Michael John Murphy Played professional hockey in the National Hockey League for 13 years for the St. Louis Blues, New York Rangers and the Los Angeles Kings and has been Assistant and Head Coach in the NHL for The Los Angeles Kings, Ottawa Senators, Vancouver Canucks, Toronto Maple Leafs & New York Rangers. Mike Played for Team Canada winning a Bronze Medal in 1978 and Coached Team Canada, International Hockey League. Murphy is presently Senior Vice President of hockey operations; as a youth, he and teammate Peter Sullivan played in the 1963 Quebec International Pee-Wee Hockey Tournament with a minor ice hockey from North York. In the National Hockey League, he played for the St. Louis Blues, New York Rangers, Los Angeles Kings. Murphy played in Los Angeles for 13 years, he was assistant coach for Team Canada. Murphy was selected to play on the NHL All Star team in 1980, he has career totals in the NHL of 318 assists for 556 total points in 831 games played. Upon retiring from hockey with the Los Angeles Kings, he became their head coach.

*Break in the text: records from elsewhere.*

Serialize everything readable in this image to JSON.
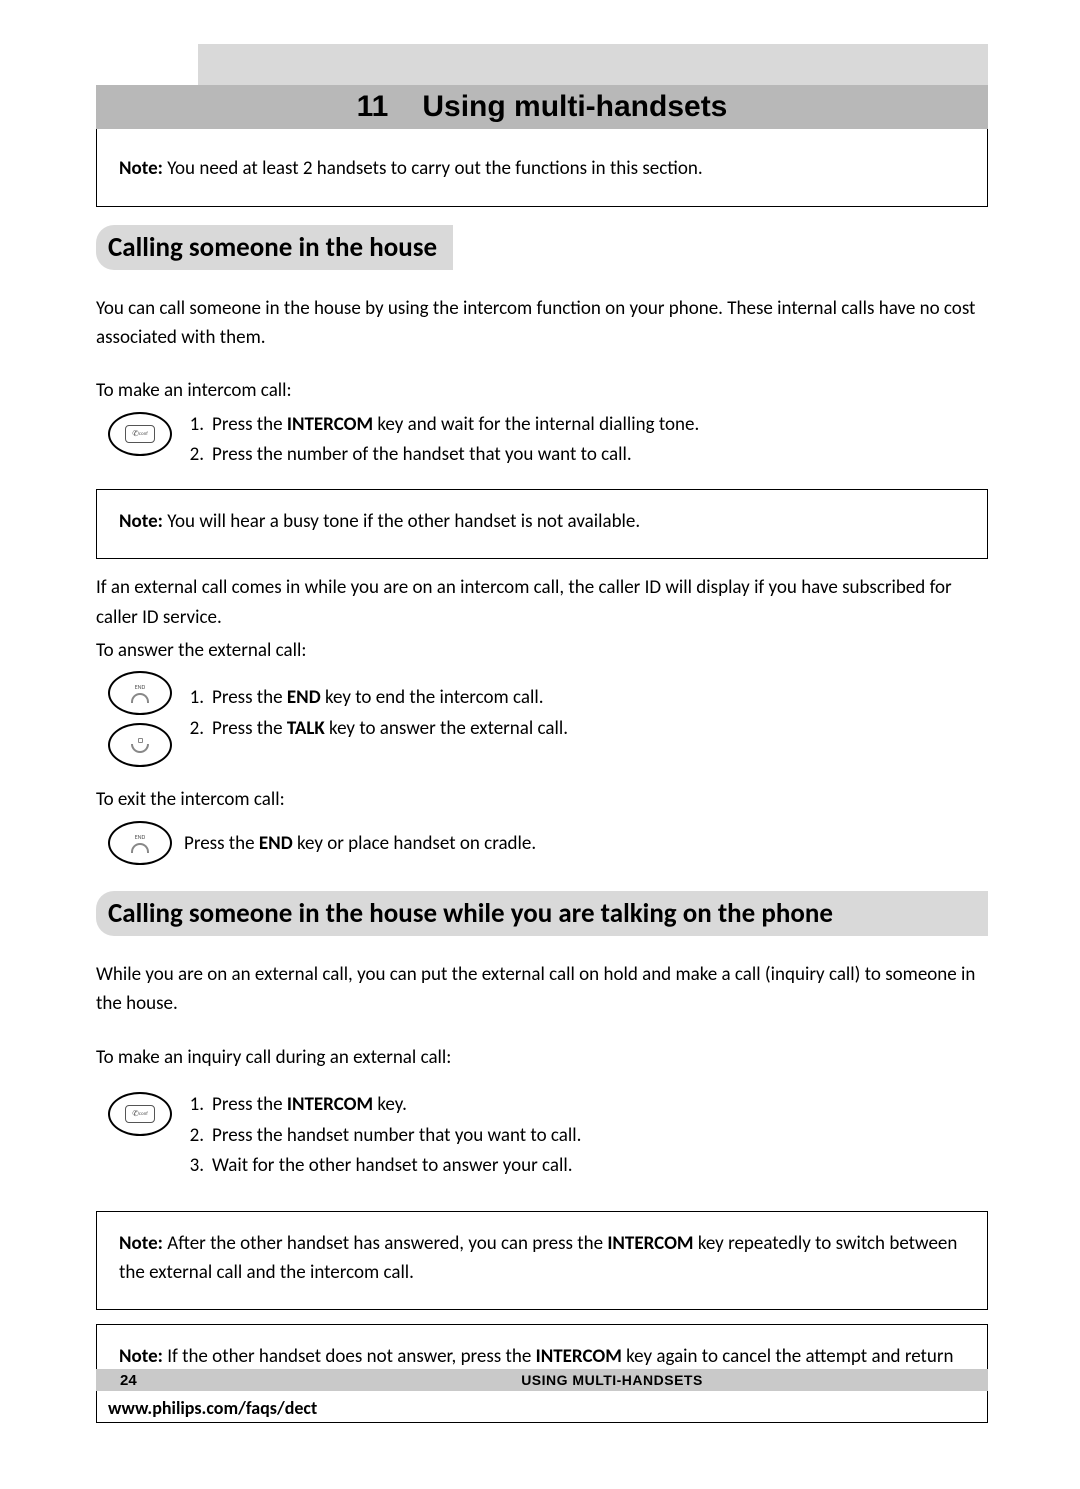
{
  "chapter": {
    "number": "11",
    "title": "Using multi-handsets"
  },
  "note_top": {
    "label": "Note:",
    "text": "You need at least 2 handsets to carry out the functions in this section."
  },
  "section1": {
    "heading": "Calling someone in the house",
    "intro": "You can call someone in the house by using the intercom function on your phone.  These internal calls have no cost associated with them.",
    "lead1": "To make an intercom call:",
    "step1_pre": "Press the ",
    "step1_key": "INTERCOM",
    "step1_post": " key and wait for the internal dialling tone.",
    "step2": "Press the number of the handset that you want to call.",
    "note_busy": {
      "label": "Note:",
      "text": " You will hear a busy tone if the other handset is not available."
    },
    "external_info": "If an external call comes in while you are on an intercom call, the caller ID will display if you have subscribed for caller ID service.",
    "lead2": "To answer the external call:",
    "ans1_pre": "Press the ",
    "ans1_key": "END",
    "ans1_post": " key to end the intercom call.",
    "ans2_pre": "Press the ",
    "ans2_key": "TALK",
    "ans2_post": " key to answer the external call.",
    "lead3": "To exit the intercom call:",
    "exit_pre": "Press the ",
    "exit_key": "END",
    "exit_post": " key or place handset on cradle."
  },
  "section2": {
    "heading": "Calling someone in the house while you are talking on the phone",
    "intro": "While you are on an external call, you can put the external call on hold and make a call (inquiry call) to someone in the house.",
    "lead": "To make an inquiry call during an external call:",
    "s1_pre": "Press the ",
    "s1_key": "INTERCOM",
    "s1_post": " key.",
    "s2": "Press the handset number that you want to call.",
    "s3": "Wait for the other handset to answer your call.",
    "note_switch": {
      "label": "Note:",
      "pre": " After the other handset has answered, you can press the ",
      "key": "INTERCOM",
      "post": " key repeatedly to switch between the external call and the intercom call."
    },
    "note_cancel": {
      "label": "Note:",
      "pre": " If the other handset does not answer, press the ",
      "key": "INTERCOM",
      "post": " key again to cancel the attempt and return to the external call."
    }
  },
  "footer": {
    "page": "24",
    "title": "USING MULTI-HANDSETS",
    "url": "www.philips.com/faqs/dect"
  },
  "icons": {
    "intercom": "intercom-key",
    "end": "end-key",
    "talk": "talk-key"
  }
}
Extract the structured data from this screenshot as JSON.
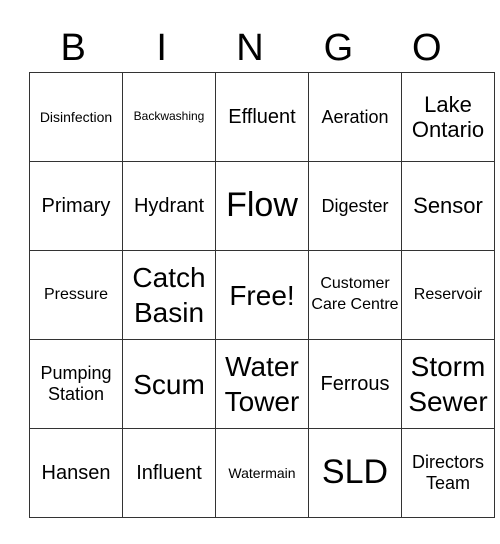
{
  "header": [
    "B",
    "I",
    "N",
    "G",
    "O"
  ],
  "rows": [
    [
      "Disinfection",
      "Backwashing",
      "Effluent",
      "Aeration",
      "Lake Ontario"
    ],
    [
      "Primary",
      "Hydrant",
      "Flow",
      "Digester",
      "Sensor"
    ],
    [
      "Pressure",
      "Catch Basin",
      "Free!",
      "Customer Care Centre",
      "Reservoir"
    ],
    [
      "Pumping Station",
      "Scum",
      "Water Tower",
      "Ferrous",
      "Storm Sewer"
    ],
    [
      "Hansen",
      "Influent",
      "Watermain",
      "SLD",
      "Directors Team"
    ]
  ]
}
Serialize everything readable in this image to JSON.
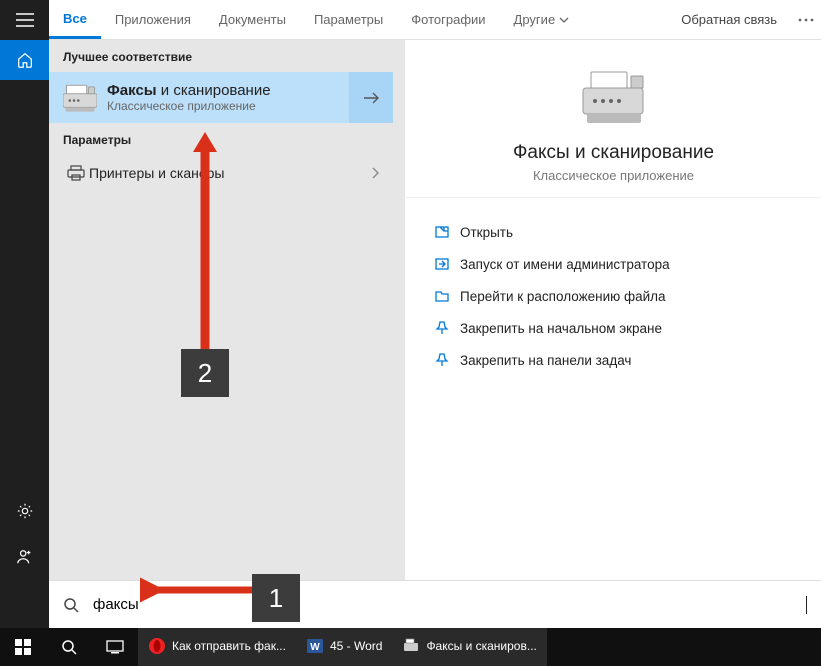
{
  "tabs": {
    "all": "Все",
    "apps": "Приложения",
    "docs": "Документы",
    "settings": "Параметры",
    "photos": "Фотографии",
    "more": "Другие"
  },
  "feedback": "Обратная связь",
  "section_best": "Лучшее соответствие",
  "best": {
    "title_bold": "Факсы",
    "title_rest": " и сканирование",
    "subtitle": "Классическое приложение"
  },
  "section_settings": "Параметры",
  "settings_item": "Принтеры и сканеры",
  "preview": {
    "title": "Факсы и сканирование",
    "subtitle": "Классическое приложение"
  },
  "actions": {
    "open": "Открыть",
    "admin": "Запуск от имени администратора",
    "location": "Перейти к расположению файла",
    "pin_start": "Закрепить на начальном экране",
    "pin_taskbar": "Закрепить на панели задач"
  },
  "search_value": "факсы",
  "taskbar": {
    "opera": "Как отправить фак...",
    "word": "45 - Word",
    "fax": "Факсы и сканиров..."
  },
  "annotations": {
    "n1": "1",
    "n2": "2"
  }
}
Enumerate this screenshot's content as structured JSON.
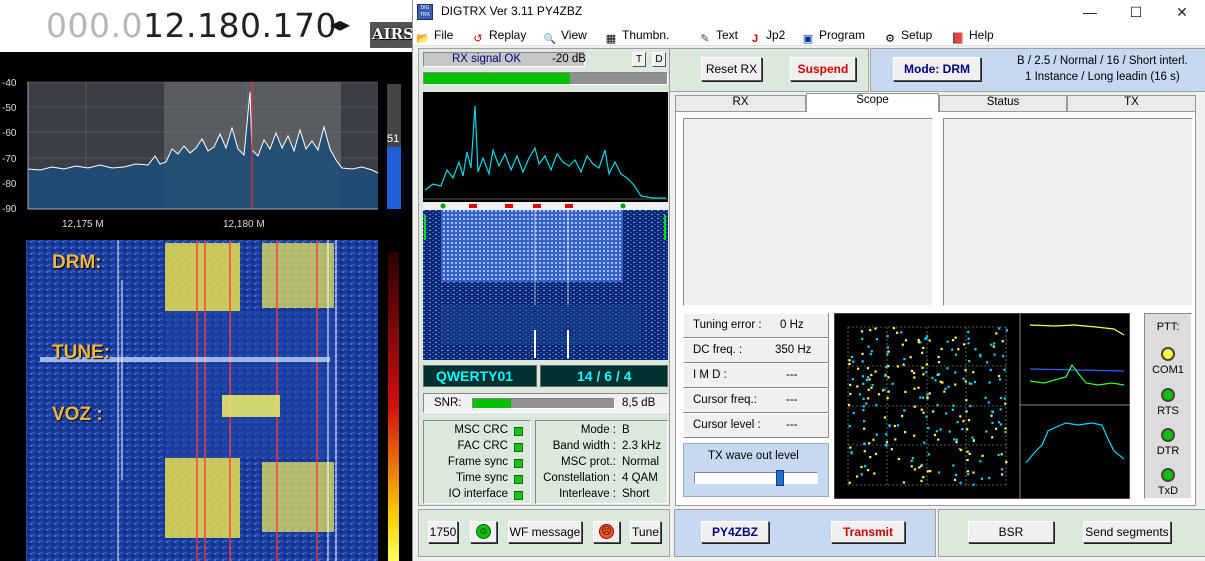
{
  "sdr": {
    "freq_dim": "000.0",
    "freq_main": "12.180.170",
    "step_arrows": "◂▸",
    "brand": "AIRS",
    "db_axis": [
      "-40",
      "-50",
      "-60",
      "-70",
      "-80",
      "-90"
    ],
    "freq_ticks": [
      "12,175 M",
      "12,180 M"
    ],
    "level_value": "51",
    "wf_labels": {
      "drm": "DRM:",
      "tune": "TUNE:",
      "voz": "VOZ :"
    }
  },
  "window": {
    "title": "DIGTRX  Ver 3.11     PY4ZBZ",
    "icon_text": "DIG TRX",
    "controls": {
      "minimize": "—",
      "maximize": "☐",
      "close": "✕"
    }
  },
  "menu": [
    {
      "icon": "folder-icon",
      "glyph": "📂",
      "label": "File"
    },
    {
      "icon": "replay-icon",
      "glyph": "↺",
      "label": "Replay"
    },
    {
      "icon": "magnifier-icon",
      "glyph": "🔍",
      "label": "View"
    },
    {
      "icon": "grid-icon",
      "glyph": "▦",
      "label": "Thumbn."
    },
    {
      "icon": "pencil-icon",
      "glyph": "✎",
      "label": "Text"
    },
    {
      "icon": "jp2-icon",
      "glyph": "J",
      "label": "Jp2"
    },
    {
      "icon": "monitor-icon",
      "glyph": "▣",
      "label": "Program"
    },
    {
      "icon": "setup-icon",
      "glyph": "⚙",
      "label": "Setup"
    },
    {
      "icon": "help-book-icon",
      "glyph": "📕",
      "label": "Help"
    }
  ],
  "signal": {
    "status": "RX signal OK",
    "level_db": "-20 dB",
    "t_label": "T",
    "d_label": "D",
    "level_fraction": 0.6
  },
  "callsign_display": "QWERTY01",
  "counter_display": "14 / 6 / 4",
  "snr": {
    "label": "SNR:",
    "value": "8,5 dB",
    "fraction": 0.27
  },
  "crc": [
    {
      "label": "MSC CRC"
    },
    {
      "label": "FAC CRC"
    },
    {
      "label": "Frame sync"
    },
    {
      "label": "Time sync"
    },
    {
      "label": "IO interface"
    }
  ],
  "params": [
    {
      "key": "Mode :",
      "value": "B"
    },
    {
      "key": "Band width :",
      "value": "2.3 kHz"
    },
    {
      "key": "MSC prot.:",
      "value": "Normal"
    },
    {
      "key": "Constellation :",
      "value": "4 QAM"
    },
    {
      "key": "Interleave :",
      "value": "Short"
    }
  ],
  "top_buttons": {
    "reset_rx": "Reset RX",
    "suspend": "Suspend",
    "mode": "Mode: DRM"
  },
  "mode_info": {
    "line1": "B / 2.5 / Normal / 16 / Short interl.",
    "line2": "1 Instance  /  Long leadin (16 s)"
  },
  "tabs": [
    "RX",
    "Scope",
    "Status",
    "TX"
  ],
  "active_tab": "Scope",
  "status_rows": [
    {
      "key": "Tuning error :",
      "value": "0 Hz"
    },
    {
      "key": "DC freq. :",
      "value": "350 Hz"
    },
    {
      "key": "I M D :",
      "value": "---"
    },
    {
      "key": "Cursor freq.:",
      "value": "---"
    },
    {
      "key": "Cursor level :",
      "value": "---"
    }
  ],
  "tx_wave": {
    "label": "TX wave out level",
    "fraction": 0.7
  },
  "ptt": {
    "title": "PTT:",
    "items": [
      {
        "label": "COM1",
        "state": "yellow"
      },
      {
        "label": "RTS",
        "state": "green"
      },
      {
        "label": "DTR",
        "state": "green"
      },
      {
        "label": "TxD",
        "state": "green"
      }
    ]
  },
  "bottom": {
    "b1750": "1750",
    "wf_message": "WF message",
    "tune": "Tune",
    "callsign": "PY4ZBZ",
    "transmit": "Transmit",
    "bsr": "BSR",
    "send_segments": "Send segments"
  },
  "colors": {
    "navy_text": "#000080",
    "red_text": "#d00000",
    "cyan_display": "#00ffff",
    "display_bg": "#003030",
    "light_green_panel": "#d9ecd9",
    "blue_panel": "#c6d8f2",
    "scope_yellow": "#ffff44",
    "scope_cyan": "#00d8ff"
  }
}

Murphy went on to be Assistant coach of the Vancouver Canucks, Ottawa Senators, New York Rangers. Murphy was promoted from assistant coach of the Vancouver Canucks to head coach of their farm team, the Milwaukee Admirals of the American Hockey League. Murphy left Milwaukee for an assistant coach position with the Toronto Maple Leafs hockey team. Murphy was promoted to be the 24th head coach of the Toronto Maple Leafs; as NHL vice-president of hockey operations, Murphy was forced to make a tough call during game three of the first round of the 2010 Stanley Cup. Murphy disallowed what was first ruled as a 3-4 goal on the ice for the Vancouver Canucks against Murphy's former team, the Los Angeles Kings; the incident is one of many. The official ruling stated that, "Video Review was used to determine whether the puck was kicked into the net by Vancouver's Daniel Sedin with a kicking motion. Upon review, it was determined; this was not a deflection. The direction the puck was moving and the force of the skate were the determining factors in concluding'no goal'".
According to rule 49.2 of the NHL, "A puck, directed into the net by an attacking player’s skate shall be a legitimate goal as long as no distinct kicking motion is evident." In an interview with CBC Hockey Night in Canada, Murphy admitted that the puck was not kicked in a "distinct kicking motion", as the official NHL rules require, yet Murphy maintained his position on the judgement. Biographical information and career statistics from NHL.com, or Hockey-Reference.com